• Effectiveness and cost-effectiveness of a brief school-based group programme for parents of children at risk of ADHD: A cluster randomised controlled trial

      Sayal, Kapil; Taylor, John A.; Valentine, Althea Z.; Guo, Boliang; Sampson, Christopher J.; James, Marilyn; Hollis, Chris P.; Daley, David (2016)
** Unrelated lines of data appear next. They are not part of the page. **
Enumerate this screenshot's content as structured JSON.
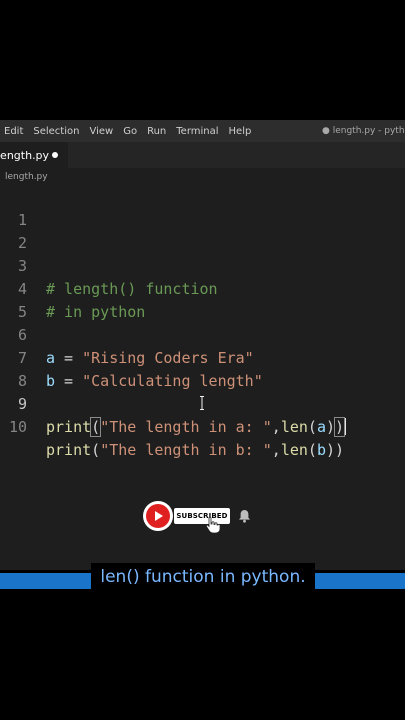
{
  "menubar": {
    "items": [
      "Edit",
      "Selection",
      "View",
      "Go",
      "Run",
      "Terminal",
      "Help"
    ],
    "window_title": "● length.py - python"
  },
  "tab": {
    "label": "length.py"
  },
  "breadcrumb": "length.py",
  "editor": {
    "line_numbers": [
      "1",
      "2",
      "3",
      "4",
      "5",
      "6",
      "7",
      "8",
      "9",
      "10"
    ],
    "line3": "# length() function",
    "line4": "# in python",
    "line6": {
      "var": "a",
      "op": " = ",
      "str": "\"Rising Coders Era\""
    },
    "line7": {
      "var": "b",
      "op": " = ",
      "str": "\"Calculating length\""
    },
    "line9": {
      "fn": "print",
      "open": "(",
      "str": "\"The length in a: \"",
      "comma": ",",
      "fn2": "len",
      "open2": "(",
      "arg": "a",
      "close2": ")",
      "close": ")"
    },
    "line10": {
      "fn": "print",
      "open": "(",
      "str": "\"The length in b: \"",
      "comma": ",",
      "fn2": "len",
      "open2": "(",
      "arg": "b",
      "close2": ")",
      "close": ")"
    }
  },
  "overlay": {
    "subscribed_label": "SUBSCRIBED",
    "caption": "len() function in python."
  },
  "colors": {
    "editor_bg": "#1e1e1e",
    "comment": "#6a9955",
    "string": "#ce9178",
    "variable": "#9cdcfe",
    "function": "#dcdcaa",
    "caption_bar": "#1a74c9",
    "youtube_red": "#e02020"
  },
  "icons": {
    "youtube": "youtube-icon",
    "bell": "bell-icon",
    "hand": "hand-pointer-icon",
    "text_cursor": "text-cursor-icon",
    "modified_dot": "modified-dot-icon"
  }
}
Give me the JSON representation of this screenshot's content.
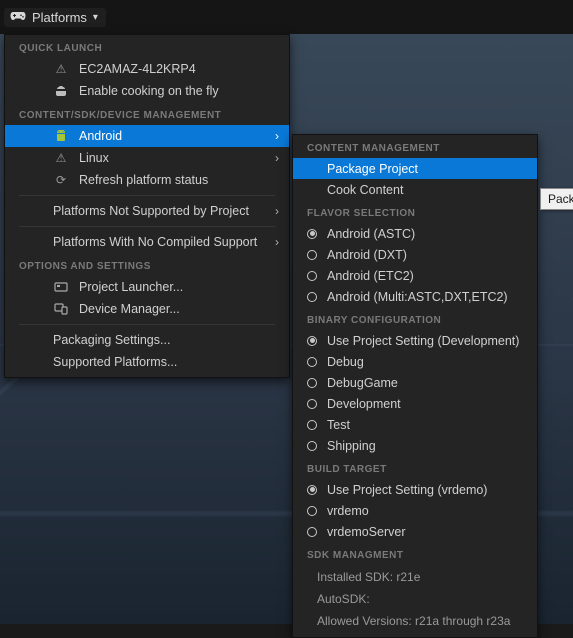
{
  "toolbar": {
    "platforms_label": "Platforms"
  },
  "menu": {
    "sections": {
      "quick_launch": "QUICK LAUNCH",
      "content_sdk": "CONTENT/SDK/DEVICE MANAGEMENT",
      "options": "OPTIONS AND SETTINGS"
    },
    "quick_launch": {
      "device": "EC2AMAZ-4L2KRP4",
      "cook_fly": "Enable cooking on the fly"
    },
    "sdk": {
      "android": "Android",
      "linux": "Linux",
      "refresh": "Refresh platform status",
      "not_supported": "Platforms Not Supported by Project",
      "no_compiled": "Platforms With No Compiled Support"
    },
    "options": {
      "launcher": "Project Launcher...",
      "device_mgr": "Device Manager...",
      "packaging": "Packaging Settings...",
      "supported": "Supported Platforms..."
    }
  },
  "submenu": {
    "headers": {
      "content_mgmt": "CONTENT MANAGEMENT",
      "flavor": "FLAVOR SELECTION",
      "binary": "BINARY CONFIGURATION",
      "build_target": "BUILD TARGET",
      "sdk": "SDK MANAGMENT"
    },
    "content": {
      "package": "Package Project",
      "cook": "Cook Content"
    },
    "flavors": {
      "astc": "Android (ASTC)",
      "dxt": "Android (DXT)",
      "etc2": "Android (ETC2)",
      "multi": "Android (Multi:ASTC,DXT,ETC2)"
    },
    "binary": {
      "dev_setting": "Use Project Setting (Development)",
      "debug": "Debug",
      "debuggame": "DebugGame",
      "development": "Development",
      "test": "Test",
      "shipping": "Shipping"
    },
    "targets": {
      "setting": "Use Project Setting (vrdemo)",
      "vrdemo": "vrdemo",
      "vrdemoserver": "vrdemoServer"
    },
    "sdk_info": {
      "installed": "Installed SDK: r21e",
      "auto": "AutoSDK:",
      "allowed": "Allowed Versions: r21a through r23a"
    }
  },
  "tooltip": "Pack"
}
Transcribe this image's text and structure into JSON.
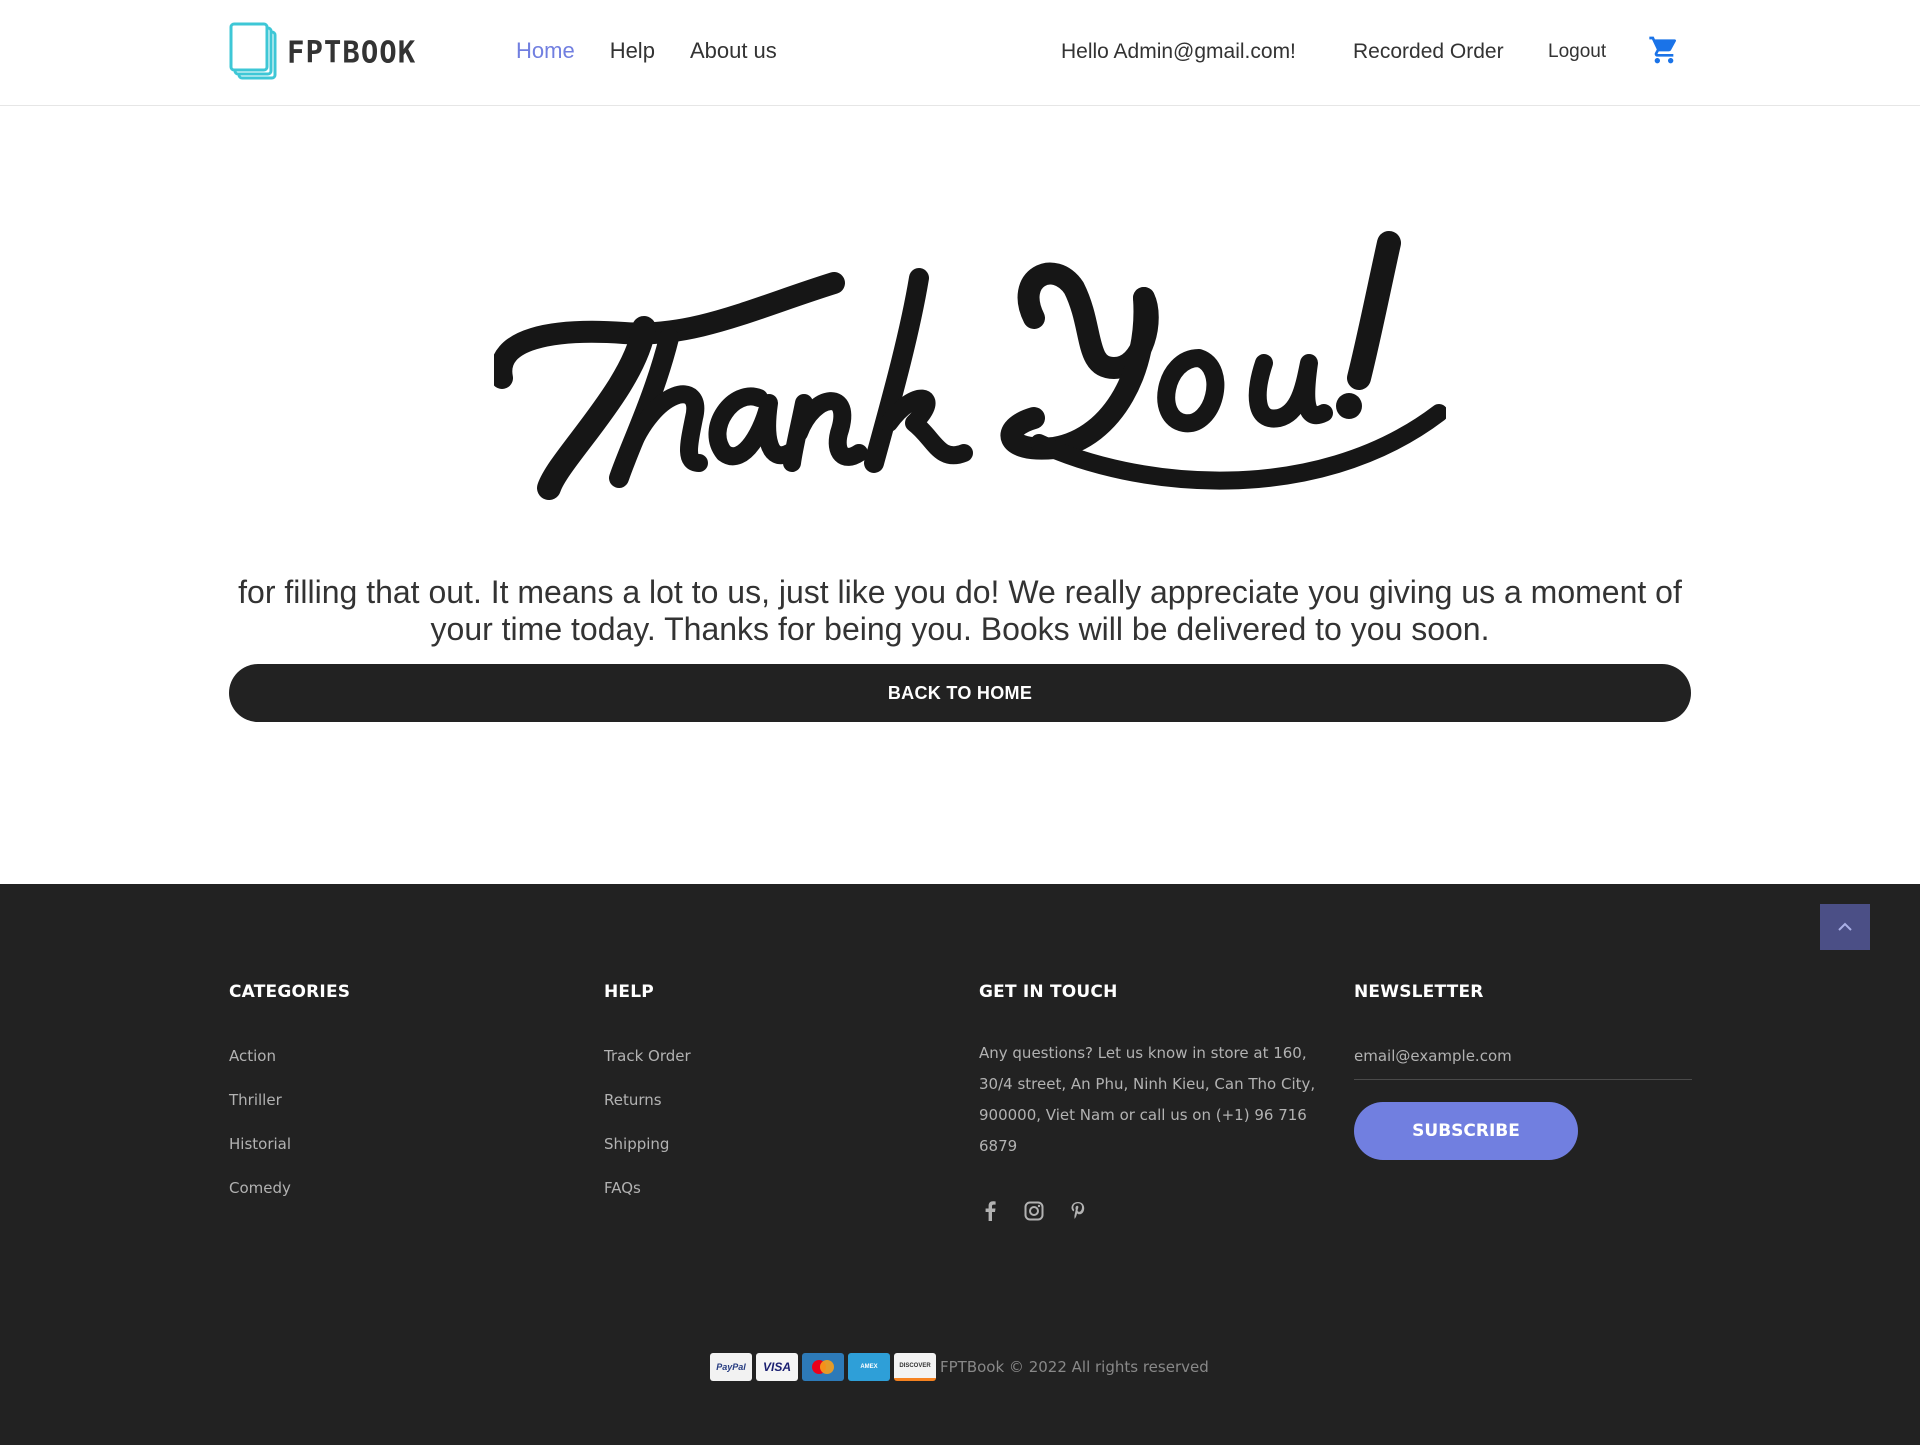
{
  "brand": {
    "name": "FPTBOOK"
  },
  "nav": {
    "home": "Home",
    "help": "Help",
    "about": "About us"
  },
  "user_nav": {
    "greeting": "Hello Admin@gmail.com!",
    "recorded_order": "Recorded Order",
    "logout": "Logout",
    "cart_icon": "cart-icon"
  },
  "main": {
    "headline_image": "Thank You!",
    "message": "for filling that out. It means a lot to us, just like you do! We really appreciate you giving us a moment of your time today. Thanks for being you. Books will be delivered to you soon.",
    "back_button": "BACK TO HOME"
  },
  "footer": {
    "categories": {
      "title": "CATEGORIES",
      "items": [
        "Action",
        "Thriller",
        "Historial",
        "Comedy"
      ]
    },
    "help": {
      "title": "HELP",
      "items": [
        "Track Order",
        "Returns",
        "Shipping",
        "FAQs"
      ]
    },
    "touch": {
      "title": "GET IN TOUCH",
      "text": "Any questions? Let us know in store at 160, 30/4 street, An Phu, Ninh Kieu, Can Tho City, 900000, Viet Nam or call us on (+1) 96 716 6879",
      "socials": [
        "facebook-icon",
        "instagram-icon",
        "pinterest-icon"
      ]
    },
    "newsletter": {
      "title": "NEWSLETTER",
      "placeholder": "email@example.com",
      "button": "SUBSCRIBE"
    },
    "payments": [
      "PayPal",
      "VISA",
      "MasterCard",
      "American Express",
      "DISCOVER"
    ],
    "copyright": "FPTBook © 2022 All rights reserved"
  },
  "colors": {
    "accent": "#717fe0",
    "dark": "#222222",
    "cart": "#1a73e8",
    "logo": "#3ec7d6",
    "to_top": "#4b4f86"
  }
}
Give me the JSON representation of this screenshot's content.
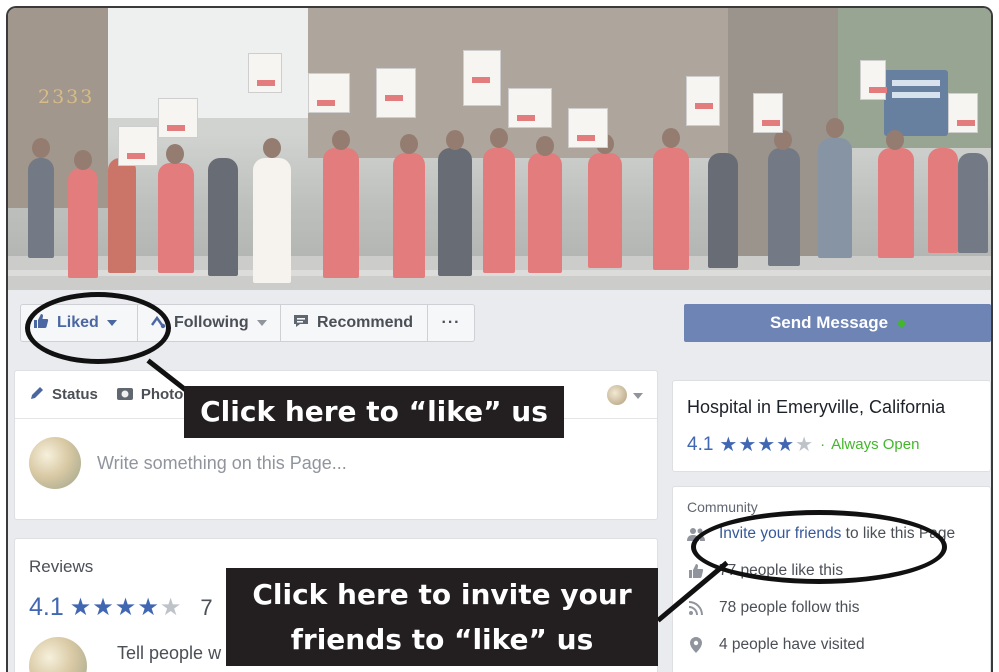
{
  "cover": {
    "address_number": "2333"
  },
  "actions": {
    "liked_label": "Liked",
    "following_label": "Following",
    "recommend_label": "Recommend",
    "more_label": "···",
    "send_message_label": "Send Message"
  },
  "composer": {
    "tabs": [
      {
        "label": "Status",
        "icon": "pencil-icon"
      },
      {
        "label": "Photo",
        "icon": "camera-icon"
      }
    ],
    "placeholder": "Write something on this Page..."
  },
  "reviews": {
    "heading": "Reviews",
    "rating": "4.1",
    "stars_filled": 4,
    "count_partial": "7",
    "prompt_partial": "Tell people w"
  },
  "info": {
    "category": "Hospital in Emeryville, California",
    "rating": "4.1",
    "stars_filled": 4,
    "separator": "·",
    "status": "Always Open"
  },
  "community": {
    "heading": "Community",
    "rows": [
      {
        "icon": "people-icon",
        "link": "Invite your friends",
        "text": " to like this Page"
      },
      {
        "icon": "thumbs-up-icon",
        "link": "",
        "text": "77 people like this"
      },
      {
        "icon": "rss-icon",
        "link": "",
        "text": "78 people follow this"
      },
      {
        "icon": "location-pin-icon",
        "link": "",
        "text": "4 people have visited"
      }
    ]
  },
  "annotations": {
    "like_callout": "Click here to “like” us",
    "invite_callout_line1": "Click here to invite your",
    "invite_callout_line2": "friends to “like” us"
  },
  "colors": {
    "facebook_blue": "#4267b2",
    "send_button": "#6d84b4",
    "online_green": "#42b72a",
    "callout_bg": "#231f20"
  }
}
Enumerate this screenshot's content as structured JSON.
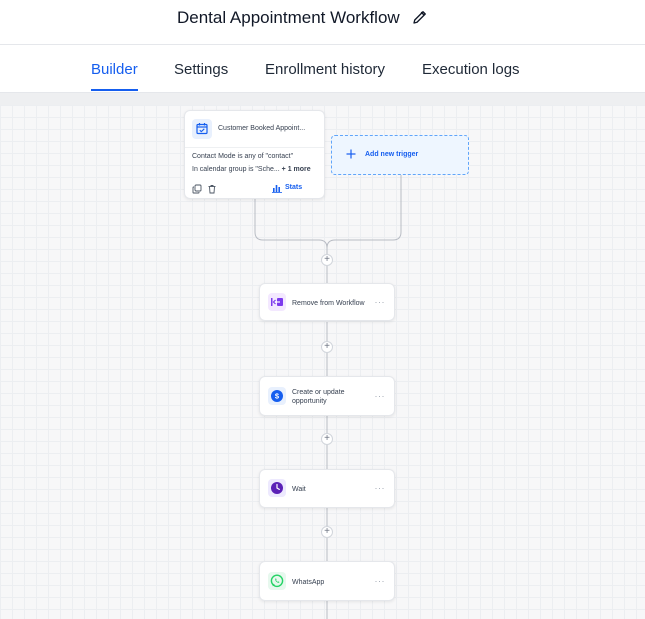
{
  "header": {
    "title": "Dental Appointment Workflow",
    "edit_icon": "pencil-icon"
  },
  "tabs": [
    {
      "label": "Builder",
      "active": true
    },
    {
      "label": "Settings",
      "active": false
    },
    {
      "label": "Enrollment history",
      "active": false
    },
    {
      "label": "Execution logs",
      "active": false
    }
  ],
  "trigger": {
    "icon": "calendar-check-icon",
    "title": "Customer Booked Appoint...",
    "conditions": [
      "Contact Mode is any of \"contact\"",
      "In calendar group is \"Sche..."
    ],
    "more_label": "+ 1 more",
    "stats_label": "Stats"
  },
  "add_trigger": {
    "label": "Add new trigger"
  },
  "actions": [
    {
      "label": "Remove from Workflow",
      "icon": "remove-from-workflow-icon",
      "color": "#7c3aed"
    },
    {
      "label": "Create or update opportunity",
      "icon": "dollar-icon",
      "color": "#155eef"
    },
    {
      "label": "Wait",
      "icon": "clock-icon",
      "color": "#5b21b6"
    },
    {
      "label": "WhatsApp",
      "icon": "whatsapp-icon",
      "color": "#25d366"
    }
  ],
  "node_menu_label": "···",
  "plus_label": "+",
  "colors": {
    "accent": "#155eef",
    "canvas": "#f7f7f8"
  }
}
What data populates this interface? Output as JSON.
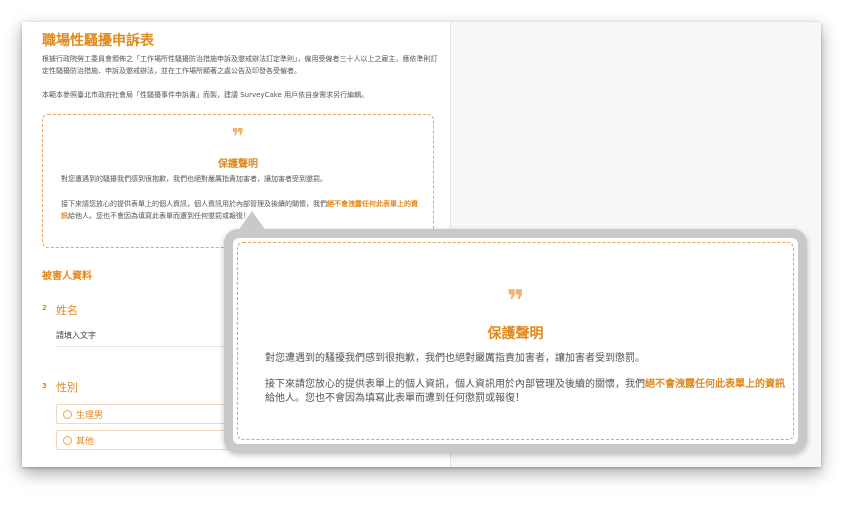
{
  "form": {
    "title": "職場性騷擾申訴表",
    "intro_1": "根據行政院勞工委員會頒佈之「工作場所性騷擾防治措施申訴及懲戒辦法訂定準則」，僱用受僱者三十人以上之雇主，應依準則訂定性騷擾防治措施、申訴及懲戒辦法，並在工作場所顯著之處公告及印發各受僱者。",
    "intro_2": "本範本參照臺北市政府社會局「性騷擾事件申訴書」而製，建議 SurveyCake 用戶依自身需求另行編輯。"
  },
  "statement": {
    "quote_glyph": "❞",
    "title": "保護聲明",
    "line_1": "對您遭遇到的騷擾我們感到很抱歉，我們也絕對嚴厲指責加害者，讓加害者受到懲罰。",
    "line_2_pre": "接下來請您放心的提供表單上的個人資訊，個人資訊用於內部管理及後續的關懷，我們",
    "line_2_highlight": "絕不會洩露任何此表單上的資訊",
    "line_2_post": "給他人。您也不會因為填寫此表單而遭到任何懲罰或報復！"
  },
  "section": {
    "title": "被害人資料"
  },
  "questions": [
    {
      "number": "2",
      "label": "姓名",
      "placeholder": "請填入文字"
    },
    {
      "number": "3",
      "label": "性別",
      "options": [
        "生理男",
        "其他"
      ]
    }
  ],
  "colors": {
    "accent": "#e08a1e",
    "accent_light": "#f0b46e",
    "dashed_border": "#e9a55a",
    "callout_frame": "#c9c9c9",
    "body_text": "#555555"
  }
}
      BACKGROUND: National Institute for Health and Care Excellence guidelines recommend a stepped care approach for the identification and management of children with, or at risk of, attention-deficit/hyperactivity disorder (ADHD). We investigated the effectiveness, cost-effectiveness and acceptability of a group parenting intervention programme (+/- a teacher session) for children at risk of ADHD. METHODS: In a three-arm cluster randomised controlled trial, 12 primary schools were randomly assigned to control, parent-only and combined (parent+teacher) intervention arms. Eligible children had high levels of parent-rated hyperactivity/inattention (n=199). At 6month follow-up, the primary outcome measure was the parent-completed Conners' Rating Scale - Revised (ADHD index). Secondary outcomes included the Conners' sub-scales (hyperactivity, cognitive problems/inattention and oppositional behaviour), the teacher-completed Conners' Rating Scale - Revised, child health-related quality of life, parental burden and parental mental health. The cost-effectiveness analyses reflected a health and personal social services perspective. Trial registration: isrctn87634685. RESULTS: Follow-up data were obtained from 76 parents and 169 teachers. There was no effect of the parent-only (mean difference=-1.1, 95% CI -5.1,2.9; p=0.57) or combined interventions (mean difference=-2.1, 95% CI -6.4,2.1; p=0.31) on the ADHD index. The combined intervention was associated with reduced parent-reported hyperactivity symptoms (mean difference=-5.3; 95% CI -10.5,-0.01; p=0.05) and the parent-only intervention with improved parental mental health (mean difference=-1.9; 95% CI -3.2,-0.5; p=0.009). The incremental costs of the parent-only and the combined interventions were 73 and 123, respectively. Above a willingness-to-pay of 31 per one-point improvement in the ADHD index, the parent-only programme had the highest probability of cost-effectiveness. Participants found the interventions acceptable. CONCLUSIONS: For children at risk of ADHD, this school-based parenting programme was not associated with improvement in core ADHD symptoms. Secondary analyses suggested a possible reduction in parent-reported hyperactivity and parental mental health problems. Future research should compare targeted interventions against watchful waiting and specialist referral.Copyright © 2016 John Wiley & Sons Ltd.